Most of our students come as very young high school grads, but some enter in their late 30's. For a lot of them, it is their first time being on their own. To watch them mature from "What's in it for me?" to becoming a team player, and to see them grow academically and physically is very interesting to see. I specifically remember one student's change over time in the fire academy. He was a big, tall kid who was overweight and out of shape. You wouldn't recognize him now. He lost weight and gained strength and confidence. It is also gratifying to get positive feedback from colleagues, parents, and students about the quality of our program.
What are some challenges?
Every semester is a learning curve; discovering what new challenges you will face, and what will test the limits. The syllabus is now 20 pages and it is a challenge to fit the Fire Academy curriculum, which is agency driven, into the college rules and expectations.
Another challenge is trying to figure out ways to provide the needed training to the many volunteer fire companies in the county, some of which are very small and remote, is something that we are constantly striving to improve.
What three things excite you about the aspects or merits of the Fire program at the College of the Siskiyous?
1) We're a small college but we have an incredible program that is recognized within the state of California and nationally, both for its structure and wildland fire components.
2) We have a state of the art training facility that supports the growth and development of our program. We have a live fire training tower on campus for hands-on instruction for our students.
3) Within the fire program, our student success rate and job placement rate exceeds most of the fire academies in other parts of the state. This is due to the great support from the local fire agencies and the incredible faculty and staff that devote many long hours to maintaining the quality and integrity of the fire program.
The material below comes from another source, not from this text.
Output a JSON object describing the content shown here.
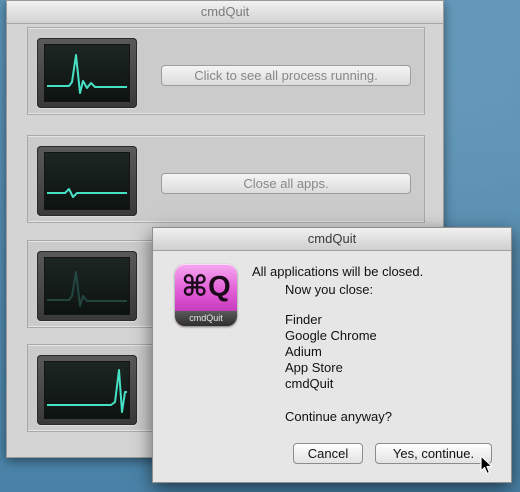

We also have a lot of information traveling by word of mouth, which is our main form or recruitment. It is rewarding when I go to meetings and say, "I'm from COS," and people respond, "I hear you have a great program." That is always very gratifying to hear from your peers. We get students from all over the state, and even out of state.
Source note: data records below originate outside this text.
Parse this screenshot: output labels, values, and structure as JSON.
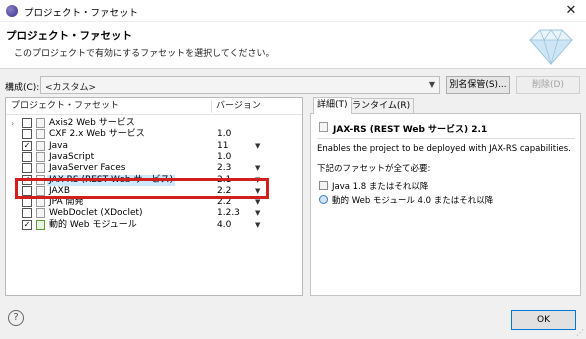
{
  "window": {
    "title": "プロジェクト・ファセット",
    "close_glyph": "✕"
  },
  "header": {
    "title": "プロジェクト・ファセット",
    "subtitle": "このプロジェクトで有効にするファセットを選択してください。"
  },
  "config": {
    "label": "構成(C):",
    "value": "<カスタム>",
    "save_as_label": "別名保管(S)...",
    "delete_label": "削除(D)"
  },
  "facet_table": {
    "col_name": "プロジェクト・ファセット",
    "col_version": "バージョン",
    "rows": [
      {
        "name": "Axis2 Web サービス",
        "version": "",
        "checked": false,
        "expandable": true,
        "dropdown": false,
        "icon": "folder"
      },
      {
        "name": "CXF 2.x Web サービス",
        "version": "1.0",
        "checked": false,
        "expandable": false,
        "dropdown": false,
        "icon": "file"
      },
      {
        "name": "Java",
        "version": "11",
        "checked": true,
        "expandable": false,
        "dropdown": true,
        "icon": "java"
      },
      {
        "name": "JavaScript",
        "version": "1.0",
        "checked": false,
        "expandable": false,
        "dropdown": false,
        "icon": "file"
      },
      {
        "name": "JavaServer Faces",
        "version": "2.3",
        "checked": false,
        "expandable": false,
        "dropdown": true,
        "icon": "file"
      },
      {
        "name": "JAX-RS (REST Web サービス)",
        "version": "2.1",
        "checked": true,
        "expandable": false,
        "dropdown": true,
        "icon": "file",
        "selected": true
      },
      {
        "name": "JAXB",
        "version": "2.2",
        "checked": false,
        "expandable": false,
        "dropdown": true,
        "icon": "file"
      },
      {
        "name": "JPA 開発",
        "version": "2.2",
        "checked": false,
        "expandable": false,
        "dropdown": true,
        "icon": "file"
      },
      {
        "name": "WebDoclet (XDoclet)",
        "version": "1.2.3",
        "checked": false,
        "expandable": false,
        "dropdown": true,
        "icon": "file"
      },
      {
        "name": "動的 Web モジュール",
        "version": "4.0",
        "checked": true,
        "expandable": false,
        "dropdown": true,
        "icon": "web"
      }
    ]
  },
  "details": {
    "tab_details": "詳細(T)",
    "tab_runtimes": "ランタイム(R)",
    "title": "JAX-RS (REST Web サービス) 2.1",
    "description": "Enables the project to be deployed with JAX-RS capabilities.",
    "requires_label": "下記のファセットが全て必要:",
    "requirements": [
      {
        "text": "Java 1.8 またはそれ以降",
        "icon": "java-icon"
      },
      {
        "text": "動的 Web モジュール 4.0 またはそれ以降",
        "icon": "globe-icon"
      }
    ]
  },
  "footer": {
    "help_glyph": "?",
    "ok_label": "OK"
  },
  "colors": {
    "highlight": "#d11f1f",
    "selection": "#cde8ff",
    "ok_border": "#0078d7"
  }
}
How did you hear about the NOLS Wilderness Medicine Institute?
I first learned about WMI when I was seeking information on the WFA and WFR courses when I was asked to host a class for the local Forest Service. When we found out they were looking for a new facility I invited them to check us out. Shana Tarter, WMI Assistant Director and Gates Richards, Special Programs Director, came out from Wyoming, toured our campus and surrounding area, and liked what they saw.
What excites you about having the WMI WEMT program at COS?
We are all are very excited and can't wait for the next series of classes to start. We're just thrilled we have the ability to offer the classroom space, cafeteria, lodging, and a wilderness type environment right here on campus. Our vice president is actively looking for ways to expand lodging facilities to accommodate more classes. The NOLS Wilderness Medicine Institute WEMT and its program and goals fit so well into the Fire and Paramedic program and their goals.
Our program is also looking to expand our outdoor rescue classes. We already offer swift water rescue, avalanche rescue, low-angle rescue, and have the ability to expand our outdoor rescue course offerings. We want to develop a rescue certificate that incorporates a WFR or WEMT course with these rescue classes.
I believe that the partnership between COS and WMI is a great match and will continue to flourish for many years to come. I am happy to have played a small part in developing this great opportunity, along with many other members of the COS administration, faculty and staff. Shana, Gates, and Melissa from WMI have been a pleasure to work with as have all the instructors for the WEMT classes. I look forward to their return to COS, and also look forward to visiting the NOLS campus in Wyoming someday soon.